PokerStars to Remove “Fast Table” Distinction from All Games
In a bid to simplify the lobby, PokerStars is planning to eliminate the choice of “regular” and “fast” tables from its game offerings, instead having just a single speed for each game type and stake. The change is expected to be pushed out in a server update soon.
Table speed refers to how much time a player has to make a decision before they start using their “time bank.” Once the time bank has been drained, a player’s hand is folded. The current system has a choice of two speeds in most games and stakes—in NL/PL games, fast tables have 18s timers and regular tables have 35s, in limit games this is 15s/25s respectively.
PokerStars plans to standardize the time allowed across all tables at a particular game type. Tables will be unlabeled, and “the speed will vary based on the game, structure, stakes and how deep the buy-ins are,” according to a PokerStars Ring Game Manager.
For Limit Hold’em, the new proposal is for 18-second timers, unified across all stakes. The default time for other games and stakes have yet to be finalized, and will be more complex, with longer timers for deep games and high stakes.
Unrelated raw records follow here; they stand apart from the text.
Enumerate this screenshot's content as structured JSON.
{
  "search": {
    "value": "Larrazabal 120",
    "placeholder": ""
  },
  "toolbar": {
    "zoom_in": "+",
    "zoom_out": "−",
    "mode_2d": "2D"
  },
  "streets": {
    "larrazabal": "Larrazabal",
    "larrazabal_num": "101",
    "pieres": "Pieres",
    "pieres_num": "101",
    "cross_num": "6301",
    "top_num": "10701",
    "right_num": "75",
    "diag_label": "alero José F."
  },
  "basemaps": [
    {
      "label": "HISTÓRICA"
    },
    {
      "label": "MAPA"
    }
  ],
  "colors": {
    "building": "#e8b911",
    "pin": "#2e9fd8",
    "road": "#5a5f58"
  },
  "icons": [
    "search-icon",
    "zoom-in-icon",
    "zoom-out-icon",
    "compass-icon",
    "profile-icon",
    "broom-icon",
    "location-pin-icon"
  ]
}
Though PokerStars representatives are still seeking input from players, they plan on moving forward with the changes soon. PokerStars had originally stated this was scheduled for Thursday during the server restart, although pokerfuse has since been informed that there is no fixed timeplan for rolling out the changes and they are still listening to player feedback on the issue.
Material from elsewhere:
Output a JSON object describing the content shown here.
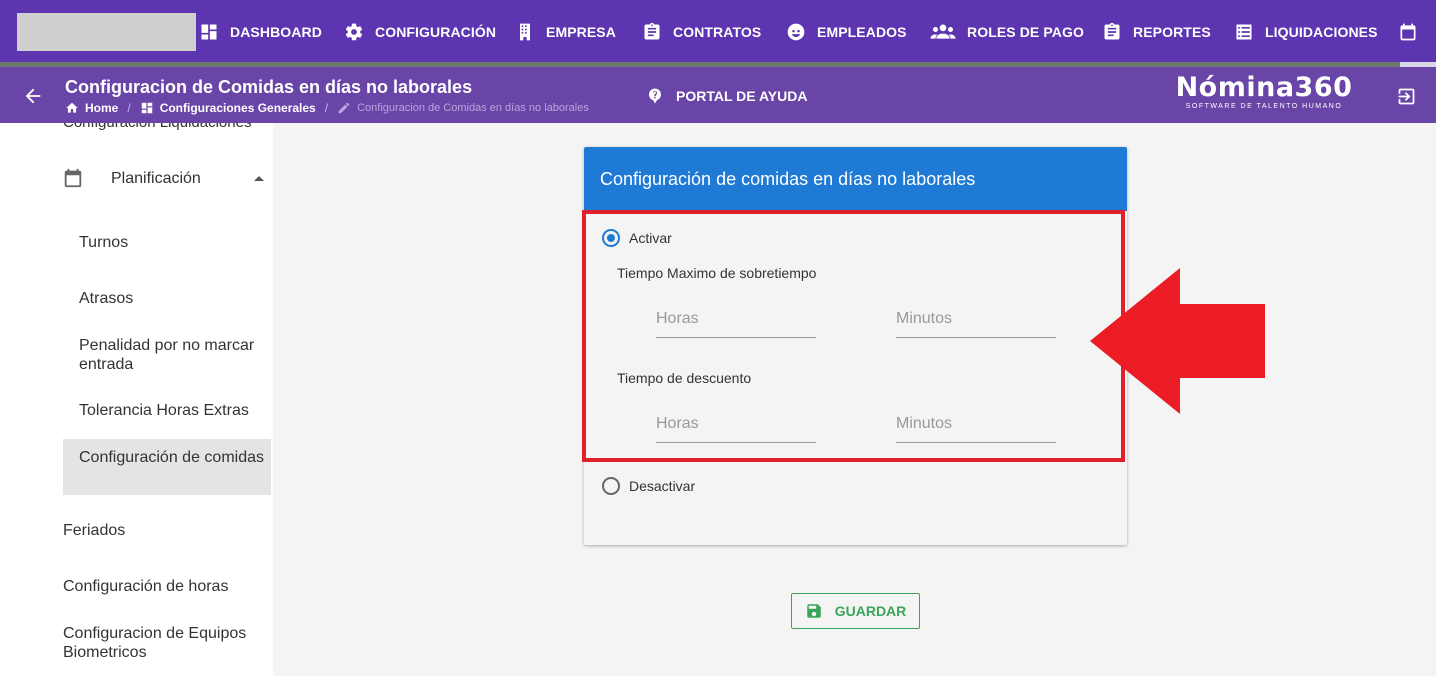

The goal is a cleaner simpler look and feel to the lobbies: Reducing the number of decisions required to get seated at a table and the likelihood of intimidating new players. The single-speed system is already in place in the regulated PokerStars games in France, Italy and Spain. There, where the reduced liquidity of segregated player pools, all tables are the same as the current “fast” tables on PokerStars.com.
The change will certainly be contentious. Many players will welcome faster games, and large timers can frustrate those playing few tables. However, it may mean those who play many “slow” speed tables will find it a struggle to keep up with the new system.
Update Aug 8: We originally reported that the changes would occur this week, based on public statements made from PokerStars representatives. We have since been informed that there is now no fixed time schedule for rolling out the update, and they are still evaluating the changes and listening to player feedback. The article has been updated to reflect this. We also erroneously stated that existing timers are 15s/30s across the board. This has now been corrected.